The summer has slowed down the rate of letters in the #WeAretheRCA series, but I’m happy to say that it is not over! Today’s letter is from Michael and Laura Cooper, members of an RCA congregation in the Capital Region of New York. If you are an LGBTQ+ person or a supportive ally, and have a response to the actions of General Synod 2016 with regards to same-sex marriage, you are invited to submit a letter to email@example.com. In addition to being published here, the letters will be collected into a display to be shown at the time of General Synod 2017.
Dear 2016 General Synod,
The first heartache came the morning of June 12, 2016, when we awoke to news of the nightclub shooting in Orlando, Florida. Over the coming days, 50 people were confirmed dead, and another 53 injured, most of them gays and lesbians who had come to the club for an evening of community, entertainment, and safety from the taunts and bigotry they too often faced in the outside world. This feeling of inclusion and safety was instead shattered in a hail of bullets. Much about the attack remains cloudy, including the motives of the shooter, who was killed at the scene. But it seems clear that the patrons were quite possibly targeted for their sexuality.
As the story unfolded over the coming days, we couldn’t help but think about another recent shooting that occurred almost a year earlier, on June 12, 2015, at a church in Charleston, NC. During a prayer service and Bible study, the members of the group welcomed a newcomer to their meeting.
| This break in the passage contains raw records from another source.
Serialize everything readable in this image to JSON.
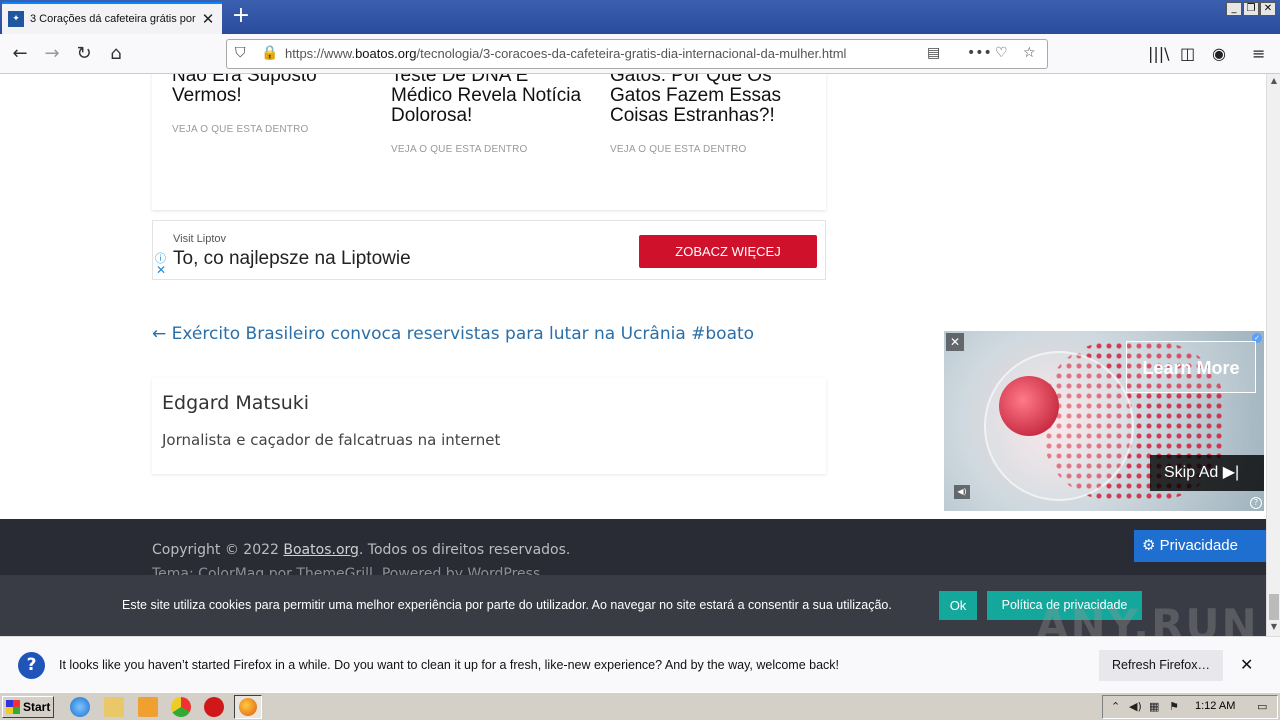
{
  "browser": {
    "tab_title": "3 Corações dá cafeteira grátis por",
    "new_tab": "+",
    "url_prefix": "https://www.",
    "url_domain": "boatos.org",
    "url_path": "/tecnologia/3-coracoes-da-cafeteira-gratis-dia-internacional-da-mulher.html",
    "window_buttons": [
      "_",
      "❐",
      "✕"
    ]
  },
  "related": [
    {
      "title": "Não Era Suposto Vermos!",
      "link": "VEJA O QUE ESTA DENTRO"
    },
    {
      "title": "Teste De DNA E Médico Revela Notícia Dolorosa!",
      "link": "VEJA O QUE ESTA DENTRO"
    },
    {
      "title": "Gatos: Por Que Os Gatos Fazem Essas Coisas Estranhas?!",
      "link": "VEJA O QUE ESTA DENTRO"
    }
  ],
  "ad_banner": {
    "advertiser": "Visit Liptov",
    "headline": "To, co najlepsze na Liptowie",
    "cta": "ZOBACZ WIĘCEJ"
  },
  "prev_post": "← Exército Brasileiro convoca reservistas para lutar na Ucrânia #boato",
  "author": {
    "name": "Edgard Matsuki",
    "bio": "Jornalista e caçador de falcatruas na internet"
  },
  "video_ad": {
    "learn_more": "Learn More",
    "skip": "Skip Ad ▶|"
  },
  "footer": {
    "copyright_prefix": "Copyright © 2022 ",
    "site": "Boatos.org",
    "copyright_suffix": ". Todos os direitos reservados.",
    "theme": "Tema: ColorMag por ThemeGrill. Powered by WordPress."
  },
  "cookie": {
    "message": "Este site utiliza cookies para permitir uma melhor experiência por parte do utilizador. Ao navegar no site estará a consentir a sua utilização.",
    "ok": "Ok",
    "policy": "Política de privacidade",
    "privacy_button": "⚙ Privacidade"
  },
  "notification": {
    "text": "It looks like you haven’t started Firefox in a while. Do you want to clean it up for a fresh, like-new experience? And by the way, welcome back!",
    "button": "Refresh Firefox…",
    "close": "✕"
  },
  "taskbar": {
    "start": "Start",
    "clock": "1:12 AM"
  },
  "watermark": "ANY.RUN"
}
In an age where religious conviction is too often mocked and disavowed, such meetings are vital to members of churches who are free to share their beliefs and communal love for each other that too often they have to hide from the outside world. Again, this sense of peace and community was shattered when the newcomer pulled out a gun and killed nine members of the group and injured one other. What makes this tragedy especially ironic is the large role this particular church played in the Civil Rights Movement of the 1960s.
With our minds reeling from yet another senseless crime that seemed to target the victims for being who God created them to be, we forgot that the General Synod of the Reformed Church of America was meeting that very weekend. One of the largest topics for discussion was the Synod’s decision in 2012 to reaffirm the church’s stance that homosexuality is a sin and stating that “any person … [who] advocates for homosexual behavior … has committed a disciplinable offense….”
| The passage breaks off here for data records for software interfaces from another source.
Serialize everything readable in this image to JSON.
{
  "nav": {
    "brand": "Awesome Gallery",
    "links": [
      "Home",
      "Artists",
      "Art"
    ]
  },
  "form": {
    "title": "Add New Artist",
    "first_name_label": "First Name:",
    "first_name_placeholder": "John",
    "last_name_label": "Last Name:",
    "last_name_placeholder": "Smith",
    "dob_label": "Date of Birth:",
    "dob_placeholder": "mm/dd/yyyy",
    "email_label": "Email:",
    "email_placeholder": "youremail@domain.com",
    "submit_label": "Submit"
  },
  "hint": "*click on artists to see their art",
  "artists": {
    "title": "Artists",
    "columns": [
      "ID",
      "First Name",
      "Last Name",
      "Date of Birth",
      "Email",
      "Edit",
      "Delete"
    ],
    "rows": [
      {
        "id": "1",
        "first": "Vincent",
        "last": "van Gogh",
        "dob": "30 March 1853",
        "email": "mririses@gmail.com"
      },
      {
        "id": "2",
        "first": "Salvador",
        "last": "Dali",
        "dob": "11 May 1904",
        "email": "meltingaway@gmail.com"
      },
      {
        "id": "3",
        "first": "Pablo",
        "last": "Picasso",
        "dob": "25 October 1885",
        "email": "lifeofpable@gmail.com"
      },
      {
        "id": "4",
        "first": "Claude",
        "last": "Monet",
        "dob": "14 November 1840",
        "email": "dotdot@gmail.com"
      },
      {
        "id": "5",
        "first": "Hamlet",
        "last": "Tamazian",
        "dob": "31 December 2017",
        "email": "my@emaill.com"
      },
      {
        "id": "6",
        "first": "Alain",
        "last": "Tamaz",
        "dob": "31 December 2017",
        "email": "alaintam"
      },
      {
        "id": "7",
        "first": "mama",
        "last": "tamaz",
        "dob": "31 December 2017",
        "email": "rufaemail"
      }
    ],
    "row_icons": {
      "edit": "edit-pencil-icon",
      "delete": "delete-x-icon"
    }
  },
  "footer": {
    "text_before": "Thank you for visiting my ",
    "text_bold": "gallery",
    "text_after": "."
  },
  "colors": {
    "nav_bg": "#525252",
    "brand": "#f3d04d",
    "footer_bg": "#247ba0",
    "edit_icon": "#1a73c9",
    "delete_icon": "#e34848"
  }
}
Like many, we are shocked and horrified by this statement. As lifelong Christians, first within the Catholic church and later as Reformed Christians, we have never been able to reconcile the condemnation of homosexuality in the face of Christ’s commandment: “So now I am giving you a new commandment: Love each other. Just as I have loved you, you should love each other.”
We have gay members in our family and dear friends who are gay. While we love our church, and we know that these people would be welcomed in the door, at the same time our theology teaches that if they practice love in the form God created them that they may be denied entry into the Kingdom of Heaven.
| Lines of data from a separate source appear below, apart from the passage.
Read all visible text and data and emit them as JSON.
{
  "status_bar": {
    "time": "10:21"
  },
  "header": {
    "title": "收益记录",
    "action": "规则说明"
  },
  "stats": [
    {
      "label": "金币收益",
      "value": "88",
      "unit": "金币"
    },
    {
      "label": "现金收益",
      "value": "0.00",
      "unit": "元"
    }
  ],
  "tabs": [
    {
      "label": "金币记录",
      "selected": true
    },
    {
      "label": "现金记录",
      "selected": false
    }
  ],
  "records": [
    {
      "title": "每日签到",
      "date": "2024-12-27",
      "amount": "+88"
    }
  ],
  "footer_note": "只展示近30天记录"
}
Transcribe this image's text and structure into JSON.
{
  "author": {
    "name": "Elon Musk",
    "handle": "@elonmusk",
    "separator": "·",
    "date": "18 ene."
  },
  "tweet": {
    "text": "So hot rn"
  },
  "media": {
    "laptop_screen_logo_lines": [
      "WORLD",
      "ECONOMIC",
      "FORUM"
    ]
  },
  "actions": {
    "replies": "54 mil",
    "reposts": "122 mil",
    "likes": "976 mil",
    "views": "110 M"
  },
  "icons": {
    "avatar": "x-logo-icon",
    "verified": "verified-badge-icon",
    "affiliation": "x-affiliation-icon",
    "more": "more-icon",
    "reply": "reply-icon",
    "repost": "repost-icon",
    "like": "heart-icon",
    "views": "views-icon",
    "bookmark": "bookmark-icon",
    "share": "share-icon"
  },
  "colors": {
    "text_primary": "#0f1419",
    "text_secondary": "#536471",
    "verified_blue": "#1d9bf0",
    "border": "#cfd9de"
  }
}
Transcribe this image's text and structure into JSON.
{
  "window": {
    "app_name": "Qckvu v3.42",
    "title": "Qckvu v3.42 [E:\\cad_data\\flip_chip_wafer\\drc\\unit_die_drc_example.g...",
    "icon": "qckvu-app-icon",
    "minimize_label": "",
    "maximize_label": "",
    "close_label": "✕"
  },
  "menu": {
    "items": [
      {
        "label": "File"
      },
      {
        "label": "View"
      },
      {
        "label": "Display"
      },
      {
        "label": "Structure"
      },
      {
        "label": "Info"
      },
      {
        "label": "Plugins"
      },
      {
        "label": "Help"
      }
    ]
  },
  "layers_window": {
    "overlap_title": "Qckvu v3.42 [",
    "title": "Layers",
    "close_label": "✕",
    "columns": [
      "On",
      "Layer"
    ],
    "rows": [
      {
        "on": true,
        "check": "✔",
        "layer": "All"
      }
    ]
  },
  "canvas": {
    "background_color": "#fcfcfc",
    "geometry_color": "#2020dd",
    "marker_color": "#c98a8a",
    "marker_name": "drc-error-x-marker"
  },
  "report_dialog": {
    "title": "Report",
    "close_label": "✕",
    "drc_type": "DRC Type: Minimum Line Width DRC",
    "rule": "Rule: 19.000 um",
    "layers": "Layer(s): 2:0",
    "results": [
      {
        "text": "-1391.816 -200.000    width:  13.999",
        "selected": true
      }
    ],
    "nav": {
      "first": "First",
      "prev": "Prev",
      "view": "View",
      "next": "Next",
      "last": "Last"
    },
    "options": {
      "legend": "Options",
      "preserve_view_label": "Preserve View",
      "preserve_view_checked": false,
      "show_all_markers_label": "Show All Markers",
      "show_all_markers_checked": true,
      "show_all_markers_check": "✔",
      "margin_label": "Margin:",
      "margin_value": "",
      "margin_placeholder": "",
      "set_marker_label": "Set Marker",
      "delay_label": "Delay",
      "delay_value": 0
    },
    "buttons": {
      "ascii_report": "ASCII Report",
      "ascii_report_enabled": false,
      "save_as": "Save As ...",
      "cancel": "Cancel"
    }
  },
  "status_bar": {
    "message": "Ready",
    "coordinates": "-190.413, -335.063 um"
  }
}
There is endless debate over Biblical passages involving Sodom (even though the word “homosexuality” is never used in the Bible), but we leave it to Biblical scholars far better versed than we are to discern the nuances in the meaning of these passages.
However, even a casual reading of the Bible reveals many things that were evident at the time, but are no longer taken as fact given the knowledge we have gleaned from centuries of scientific knowledge.
Particularly over the last 50 or so years, we have learned much about the roots of human sexuality. We now know that sexuality is not a “choice” one makes, but is instead somethings we are born with. For decades, it was thought that conversion therapies could help people who are gay to turn to a heterosexual lifestyle. After many years of research, and far too many medical commitments for profound depression and countless suicides, the medical community has decided that such therapies are ineffectual and harmful. Thankfully, at the 2016 Synod, a statement in opposition to such therapies was approved, though they also affirmed “the power of the Holy Spirit to transform all lives,” keeping alive the misbelief that one can change one’s sexuality.
Readers of this blog are well aware of the grave harm that was perpetuated at the 2016 Synod and we don’t need to go into the specifics.
We all love our churches for a multitude of reasons, but one should be that we are free to be who we are, without shame. As it says in Romans, “Love one another with brotherly affection. Outdo one another in showing honor. Do not be slothful in zeal, be fervent in spirit, serve the Lord. Rejoice in hope, be patient in tribulation, be constant in prayer. Contribute to the needs of the saints and seek to show hospitality.” Yet in far too many churches, our brothers and sisters who are gay or lesbian feel the need to hide this fundamental part of their being in order to be accepted in God’s community. In John, it says “Beloved, let us love one another, for love is from God, and whoever loves has been born of God and knows God.” It does not include a clause excluding certain groups from God’s love.
In closing, we’d like to suggest a simple exercise. The next time you are at church, look around your congregation. Demographics on the LGBQT community here are very difficult to gauge, especially since many study instruments rely upon self-identification, which may not take into account the many people who remain in the closet. But, some scientists put the number as high as 10 percent of the population. As you look around your congregation, stop at every 10th person and ask yourself, “Can I honestly say to that person that they may not be welcomed into God’s Kingdom?” Once you put a face to the question, your answer may well change.
Submitted in God’s Love,
Michael & Laura Cooper